> [What to produce]:
Say how many lines of the listing below include the string "name" and add nothing else.

> [Records shown]:
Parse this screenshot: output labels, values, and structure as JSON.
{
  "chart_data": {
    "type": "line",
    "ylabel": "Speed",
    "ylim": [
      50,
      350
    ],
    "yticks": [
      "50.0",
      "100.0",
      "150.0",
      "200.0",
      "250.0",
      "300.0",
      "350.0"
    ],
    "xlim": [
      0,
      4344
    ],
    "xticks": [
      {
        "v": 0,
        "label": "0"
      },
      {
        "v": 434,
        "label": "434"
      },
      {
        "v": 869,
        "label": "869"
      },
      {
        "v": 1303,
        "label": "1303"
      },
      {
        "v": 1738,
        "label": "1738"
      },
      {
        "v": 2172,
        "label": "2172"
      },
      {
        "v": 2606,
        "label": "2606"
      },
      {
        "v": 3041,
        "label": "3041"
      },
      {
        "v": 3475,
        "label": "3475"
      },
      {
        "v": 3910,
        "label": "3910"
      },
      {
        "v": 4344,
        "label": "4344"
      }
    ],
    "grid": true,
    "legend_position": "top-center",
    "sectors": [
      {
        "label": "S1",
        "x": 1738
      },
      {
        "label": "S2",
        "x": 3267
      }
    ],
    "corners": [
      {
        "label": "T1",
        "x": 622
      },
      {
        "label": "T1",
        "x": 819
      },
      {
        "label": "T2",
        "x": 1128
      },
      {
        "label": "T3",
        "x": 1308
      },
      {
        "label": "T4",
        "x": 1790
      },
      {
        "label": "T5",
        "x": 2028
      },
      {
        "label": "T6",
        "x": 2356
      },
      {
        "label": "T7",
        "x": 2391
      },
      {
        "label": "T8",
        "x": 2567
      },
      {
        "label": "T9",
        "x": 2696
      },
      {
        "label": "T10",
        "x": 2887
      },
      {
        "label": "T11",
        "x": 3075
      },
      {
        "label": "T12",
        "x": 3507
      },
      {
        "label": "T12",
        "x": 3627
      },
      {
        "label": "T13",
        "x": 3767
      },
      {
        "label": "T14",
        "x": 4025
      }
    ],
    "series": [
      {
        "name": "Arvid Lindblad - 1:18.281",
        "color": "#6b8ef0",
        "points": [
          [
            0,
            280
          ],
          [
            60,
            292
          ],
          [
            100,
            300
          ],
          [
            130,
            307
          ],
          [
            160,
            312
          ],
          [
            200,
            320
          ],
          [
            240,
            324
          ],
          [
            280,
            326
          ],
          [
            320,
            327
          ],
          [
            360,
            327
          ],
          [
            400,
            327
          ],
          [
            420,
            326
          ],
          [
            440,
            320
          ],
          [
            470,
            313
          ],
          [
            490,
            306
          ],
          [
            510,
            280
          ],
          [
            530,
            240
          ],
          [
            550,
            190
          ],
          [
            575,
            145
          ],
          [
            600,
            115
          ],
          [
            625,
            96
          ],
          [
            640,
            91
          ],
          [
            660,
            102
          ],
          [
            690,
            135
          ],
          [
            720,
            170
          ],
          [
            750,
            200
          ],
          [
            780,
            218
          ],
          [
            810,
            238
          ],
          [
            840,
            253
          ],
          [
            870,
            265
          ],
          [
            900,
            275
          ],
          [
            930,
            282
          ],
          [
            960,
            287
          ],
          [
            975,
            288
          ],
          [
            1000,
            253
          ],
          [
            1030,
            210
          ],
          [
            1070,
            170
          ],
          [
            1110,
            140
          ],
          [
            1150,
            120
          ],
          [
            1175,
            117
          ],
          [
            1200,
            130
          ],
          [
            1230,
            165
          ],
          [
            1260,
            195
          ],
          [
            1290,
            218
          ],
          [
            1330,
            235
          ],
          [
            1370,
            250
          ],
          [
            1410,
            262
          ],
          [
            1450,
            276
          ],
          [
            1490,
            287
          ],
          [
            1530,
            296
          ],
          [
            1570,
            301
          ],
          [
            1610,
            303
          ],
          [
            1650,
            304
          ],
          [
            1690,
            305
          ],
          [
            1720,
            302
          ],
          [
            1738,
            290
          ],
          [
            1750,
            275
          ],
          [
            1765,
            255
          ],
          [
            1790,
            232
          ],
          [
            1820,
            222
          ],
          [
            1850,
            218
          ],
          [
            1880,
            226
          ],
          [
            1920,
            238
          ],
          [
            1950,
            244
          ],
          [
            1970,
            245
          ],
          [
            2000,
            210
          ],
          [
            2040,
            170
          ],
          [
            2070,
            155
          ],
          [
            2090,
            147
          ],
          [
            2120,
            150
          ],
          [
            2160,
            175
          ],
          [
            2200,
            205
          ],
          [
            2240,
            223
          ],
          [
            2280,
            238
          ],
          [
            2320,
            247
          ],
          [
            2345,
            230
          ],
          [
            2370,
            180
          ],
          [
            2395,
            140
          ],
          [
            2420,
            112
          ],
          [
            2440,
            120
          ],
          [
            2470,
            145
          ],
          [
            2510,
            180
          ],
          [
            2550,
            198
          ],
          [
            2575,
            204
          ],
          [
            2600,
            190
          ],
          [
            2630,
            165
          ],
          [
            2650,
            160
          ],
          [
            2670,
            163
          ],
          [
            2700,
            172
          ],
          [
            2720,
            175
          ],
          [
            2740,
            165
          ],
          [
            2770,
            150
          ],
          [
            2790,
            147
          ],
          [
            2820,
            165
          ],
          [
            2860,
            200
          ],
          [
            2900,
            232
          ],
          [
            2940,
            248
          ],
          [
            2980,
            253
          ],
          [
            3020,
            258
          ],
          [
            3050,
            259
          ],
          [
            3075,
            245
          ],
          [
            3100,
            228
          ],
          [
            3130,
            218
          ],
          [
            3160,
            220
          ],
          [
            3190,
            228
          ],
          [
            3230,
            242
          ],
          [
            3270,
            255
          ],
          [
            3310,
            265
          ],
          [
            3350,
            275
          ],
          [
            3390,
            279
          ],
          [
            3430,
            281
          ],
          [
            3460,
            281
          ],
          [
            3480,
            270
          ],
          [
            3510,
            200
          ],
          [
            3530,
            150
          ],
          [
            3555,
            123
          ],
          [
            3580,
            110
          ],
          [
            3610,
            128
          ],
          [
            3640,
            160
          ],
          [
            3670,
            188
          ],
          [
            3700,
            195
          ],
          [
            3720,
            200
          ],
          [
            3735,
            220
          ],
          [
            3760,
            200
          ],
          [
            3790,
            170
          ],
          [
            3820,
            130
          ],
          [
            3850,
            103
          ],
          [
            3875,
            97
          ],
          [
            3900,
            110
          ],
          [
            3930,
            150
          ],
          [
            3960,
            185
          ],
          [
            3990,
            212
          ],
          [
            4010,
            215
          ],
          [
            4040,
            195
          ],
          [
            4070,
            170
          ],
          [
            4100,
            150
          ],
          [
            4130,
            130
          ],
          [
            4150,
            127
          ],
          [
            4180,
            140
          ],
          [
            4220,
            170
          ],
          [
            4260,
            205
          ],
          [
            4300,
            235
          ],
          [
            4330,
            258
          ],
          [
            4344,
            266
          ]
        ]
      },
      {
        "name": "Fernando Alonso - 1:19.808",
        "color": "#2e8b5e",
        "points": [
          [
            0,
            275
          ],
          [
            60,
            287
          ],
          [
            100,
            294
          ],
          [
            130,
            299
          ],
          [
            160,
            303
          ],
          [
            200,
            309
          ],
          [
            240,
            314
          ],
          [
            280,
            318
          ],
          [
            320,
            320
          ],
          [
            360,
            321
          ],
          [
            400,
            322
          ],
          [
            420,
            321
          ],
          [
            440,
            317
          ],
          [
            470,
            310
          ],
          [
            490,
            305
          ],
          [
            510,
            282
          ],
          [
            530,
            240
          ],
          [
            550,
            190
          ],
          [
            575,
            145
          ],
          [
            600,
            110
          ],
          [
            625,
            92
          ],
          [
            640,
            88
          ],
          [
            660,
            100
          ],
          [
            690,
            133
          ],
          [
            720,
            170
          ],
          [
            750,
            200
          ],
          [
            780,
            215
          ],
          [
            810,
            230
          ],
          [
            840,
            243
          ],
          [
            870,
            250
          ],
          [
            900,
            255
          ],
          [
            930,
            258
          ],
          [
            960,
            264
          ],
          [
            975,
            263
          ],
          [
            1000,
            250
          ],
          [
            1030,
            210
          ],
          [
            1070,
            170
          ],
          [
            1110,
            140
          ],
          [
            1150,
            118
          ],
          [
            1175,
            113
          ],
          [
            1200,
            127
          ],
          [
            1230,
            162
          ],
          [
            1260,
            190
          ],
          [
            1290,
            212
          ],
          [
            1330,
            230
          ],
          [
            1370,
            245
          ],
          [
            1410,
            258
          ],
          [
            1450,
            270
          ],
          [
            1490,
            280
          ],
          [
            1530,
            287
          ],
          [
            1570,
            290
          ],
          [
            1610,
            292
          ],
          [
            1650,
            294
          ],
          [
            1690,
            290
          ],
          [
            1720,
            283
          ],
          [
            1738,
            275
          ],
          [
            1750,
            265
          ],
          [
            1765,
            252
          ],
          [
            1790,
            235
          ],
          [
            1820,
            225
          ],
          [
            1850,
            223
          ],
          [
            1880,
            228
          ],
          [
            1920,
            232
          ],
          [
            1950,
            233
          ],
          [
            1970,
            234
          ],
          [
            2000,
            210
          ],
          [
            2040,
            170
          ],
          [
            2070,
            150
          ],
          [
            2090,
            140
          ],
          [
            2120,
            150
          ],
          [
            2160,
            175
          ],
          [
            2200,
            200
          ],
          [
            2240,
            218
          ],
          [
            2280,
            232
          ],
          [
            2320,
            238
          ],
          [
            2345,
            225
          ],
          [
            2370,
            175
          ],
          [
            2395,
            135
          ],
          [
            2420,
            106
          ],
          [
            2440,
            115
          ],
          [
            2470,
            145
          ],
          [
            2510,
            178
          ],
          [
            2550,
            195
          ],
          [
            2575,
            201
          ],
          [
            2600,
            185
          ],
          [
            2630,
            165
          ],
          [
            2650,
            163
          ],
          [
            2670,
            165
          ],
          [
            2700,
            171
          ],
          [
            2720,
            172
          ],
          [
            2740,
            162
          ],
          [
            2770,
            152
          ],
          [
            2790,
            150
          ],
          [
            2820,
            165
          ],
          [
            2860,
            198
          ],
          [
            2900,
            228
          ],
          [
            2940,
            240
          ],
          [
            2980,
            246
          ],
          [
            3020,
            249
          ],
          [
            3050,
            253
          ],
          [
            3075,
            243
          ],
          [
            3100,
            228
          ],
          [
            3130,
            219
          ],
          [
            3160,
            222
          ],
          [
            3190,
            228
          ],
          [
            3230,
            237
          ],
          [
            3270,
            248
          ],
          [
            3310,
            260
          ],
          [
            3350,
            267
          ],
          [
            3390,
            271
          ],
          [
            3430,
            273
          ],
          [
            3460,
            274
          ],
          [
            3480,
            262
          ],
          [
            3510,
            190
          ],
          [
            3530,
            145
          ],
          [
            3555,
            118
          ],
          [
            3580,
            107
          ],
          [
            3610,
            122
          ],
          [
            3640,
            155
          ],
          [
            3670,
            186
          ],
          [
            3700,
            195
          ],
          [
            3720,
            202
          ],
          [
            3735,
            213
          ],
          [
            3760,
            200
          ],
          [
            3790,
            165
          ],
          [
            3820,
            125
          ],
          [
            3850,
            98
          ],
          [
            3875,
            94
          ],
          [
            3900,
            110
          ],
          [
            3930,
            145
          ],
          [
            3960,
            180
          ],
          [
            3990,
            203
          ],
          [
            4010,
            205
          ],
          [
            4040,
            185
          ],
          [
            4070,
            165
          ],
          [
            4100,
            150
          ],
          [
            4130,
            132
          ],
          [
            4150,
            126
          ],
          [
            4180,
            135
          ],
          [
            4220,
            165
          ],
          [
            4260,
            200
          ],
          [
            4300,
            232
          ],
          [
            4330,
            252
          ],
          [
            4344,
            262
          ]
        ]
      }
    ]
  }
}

> [Written response]:
2